But the United States still does not take full advantage of all known ways to prevent cancer, said report author Ann Goding Sauer.
"We have made headway in certain areas, but we still have a ways to go," Sauer said. "There are things we still can do."
Screening can catch certain cancers while they are still treatable, but too few Americans are receiving regular testing, Sauer and her colleagues found.
The lowest rates of screening tend to be among the uninsured, noted Dr. Jan Buckner, an oncologist with the Mayo Clinic in Rochester, Minn. Recent immigrants also were less likely to receive regular cancer screening, possibly because they either are uninsured or don't know how to access health care.
The American Cancer Society report found that:
Only half of women aged 40 and older had a mammogram within the past year, and two-thirds had one within the past two years. The lowest rate of mammography in the past two years occurred among uninsured women (31 percent).
Just four out of five adult women had received a cervical cancer-detecting Pap test in the past three years. The uninsured (61 percent) and recent immigrants (68 percent) were even less likely to have had the test.
Only 63 percent of adults aged 50 and older had undergone colon cancer screening. Again, the uninsured (25 percent) and recent immigrants (34 percent) lagged behind.
"What does stand out is the unevenness of screening and prevention, and it's pretty clear that a lot of the disparity relates to income," Buckner said.
Americans also are not taking advantage of another means of cancer prevention -- the HPV vaccine to protect against human papillomavirus.
This vaccination can prevent nearly all cases of cervical cancer, as well as many cases of oral and anal cancer, but only 63 percent of girls and 50 percent of boys had received at least one dose of HPV vaccine in 2015. About 52 percent of girls and 39 percent of boys completed two or more doses.
"Even though adolescents are getting vaccinated for other things, HPV is still lagging behind those other vaccinations," Sauer noted.
Obesity also is increasing Americans' cancer risk, the report added.
Excess weight has been linked to a higher risk for 13 different forms of cancer, including breast, ovarian, stomach, kidney, liver, pancreatic and colorectal cancers, according to the report.
Seven out of 10 adults carry excess weight, and 38 percent are obese, the report says. Obesity also tripled among teenagers between 1976 and 2002.
Unfortunately, Americans are not taking the steps needed to help control their weight:
Only half of adults and 27 percent of high school students meet recommended levels of physical activity.
Fewer than one-third of adults or high school students reported eating two or more servings of fruit per day. Only 16 percent of adults and 15 percent of high schoolers ate vegetables three or more times per day.

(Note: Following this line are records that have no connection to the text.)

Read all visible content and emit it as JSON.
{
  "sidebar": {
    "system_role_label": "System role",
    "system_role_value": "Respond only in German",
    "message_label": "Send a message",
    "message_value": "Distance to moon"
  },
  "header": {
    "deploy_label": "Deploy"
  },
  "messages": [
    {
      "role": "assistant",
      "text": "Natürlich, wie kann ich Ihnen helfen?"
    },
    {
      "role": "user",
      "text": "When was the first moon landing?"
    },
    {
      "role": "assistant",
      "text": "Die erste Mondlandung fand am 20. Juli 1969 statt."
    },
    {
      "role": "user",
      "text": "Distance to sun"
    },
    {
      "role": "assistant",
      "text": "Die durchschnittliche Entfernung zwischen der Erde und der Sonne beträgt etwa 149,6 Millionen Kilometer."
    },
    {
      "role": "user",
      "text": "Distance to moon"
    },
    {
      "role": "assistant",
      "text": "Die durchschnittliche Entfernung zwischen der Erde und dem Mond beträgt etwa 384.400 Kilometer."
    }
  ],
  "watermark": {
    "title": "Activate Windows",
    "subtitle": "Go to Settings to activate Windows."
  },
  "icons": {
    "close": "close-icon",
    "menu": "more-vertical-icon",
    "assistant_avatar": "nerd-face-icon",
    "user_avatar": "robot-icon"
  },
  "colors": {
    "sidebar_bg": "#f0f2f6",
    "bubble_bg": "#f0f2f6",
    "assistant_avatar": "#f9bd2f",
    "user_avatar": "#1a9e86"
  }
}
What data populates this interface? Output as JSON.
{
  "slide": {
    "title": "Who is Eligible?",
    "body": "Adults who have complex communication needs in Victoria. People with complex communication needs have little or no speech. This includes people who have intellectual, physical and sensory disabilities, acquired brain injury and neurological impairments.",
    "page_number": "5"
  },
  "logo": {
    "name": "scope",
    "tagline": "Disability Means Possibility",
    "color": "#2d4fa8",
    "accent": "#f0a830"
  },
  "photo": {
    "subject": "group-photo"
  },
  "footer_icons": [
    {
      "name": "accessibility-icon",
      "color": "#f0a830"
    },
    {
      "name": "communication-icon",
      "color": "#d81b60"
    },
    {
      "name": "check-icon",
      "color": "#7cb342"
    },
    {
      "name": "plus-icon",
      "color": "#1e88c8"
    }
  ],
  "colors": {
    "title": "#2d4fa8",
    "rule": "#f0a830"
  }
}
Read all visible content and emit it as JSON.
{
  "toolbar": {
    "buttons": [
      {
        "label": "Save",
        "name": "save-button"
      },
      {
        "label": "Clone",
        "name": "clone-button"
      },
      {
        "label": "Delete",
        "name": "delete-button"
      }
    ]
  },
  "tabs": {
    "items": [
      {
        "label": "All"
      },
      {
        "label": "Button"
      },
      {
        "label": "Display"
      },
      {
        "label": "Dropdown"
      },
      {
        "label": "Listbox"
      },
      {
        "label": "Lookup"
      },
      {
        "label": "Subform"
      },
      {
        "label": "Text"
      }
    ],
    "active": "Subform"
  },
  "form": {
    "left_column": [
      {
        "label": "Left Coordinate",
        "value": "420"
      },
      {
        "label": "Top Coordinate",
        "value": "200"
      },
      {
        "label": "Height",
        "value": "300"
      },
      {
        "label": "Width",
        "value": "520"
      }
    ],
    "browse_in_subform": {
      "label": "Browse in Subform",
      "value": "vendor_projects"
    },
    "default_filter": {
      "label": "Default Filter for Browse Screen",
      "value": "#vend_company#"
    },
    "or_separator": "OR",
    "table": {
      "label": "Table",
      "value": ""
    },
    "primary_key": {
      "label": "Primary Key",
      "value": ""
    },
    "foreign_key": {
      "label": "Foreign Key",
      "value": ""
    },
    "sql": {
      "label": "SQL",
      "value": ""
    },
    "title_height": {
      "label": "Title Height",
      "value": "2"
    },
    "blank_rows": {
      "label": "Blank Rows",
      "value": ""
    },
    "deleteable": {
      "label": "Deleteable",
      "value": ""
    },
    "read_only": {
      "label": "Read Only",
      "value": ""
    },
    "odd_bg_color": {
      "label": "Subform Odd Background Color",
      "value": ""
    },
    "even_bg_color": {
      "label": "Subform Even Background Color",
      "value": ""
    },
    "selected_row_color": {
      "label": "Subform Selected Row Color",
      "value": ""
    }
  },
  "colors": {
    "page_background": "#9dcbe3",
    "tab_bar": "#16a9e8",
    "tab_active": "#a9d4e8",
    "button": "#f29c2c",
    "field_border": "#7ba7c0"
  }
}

"Reducing disparities in cancer prevention and control -- notably in smoking and obesity prevalence, and access to screening programs -- should be given the highest priority at the national and local level," Boffetta said.
The new American Cancer Society report was released online May 18.
For more on cancer screening, visit the U.S. National Cancer Institute.
SOURCES: Paolo Boffetta, M.D., MPH, associate director, cancer prevention, Tisch Cancer Institute of the Icahn School of Medicine at Mount Sinai, New York City; Ann Goding Sauer, MSPH, epidemiologist, American Cancer Society; Jan Buckner, M.D., oncologist, Mayo Clinic, Rochester, Minn.; May 18, 2017, American Cancer Society report, Cancer Prevention & Early Detection Facts & Figures 2017-2018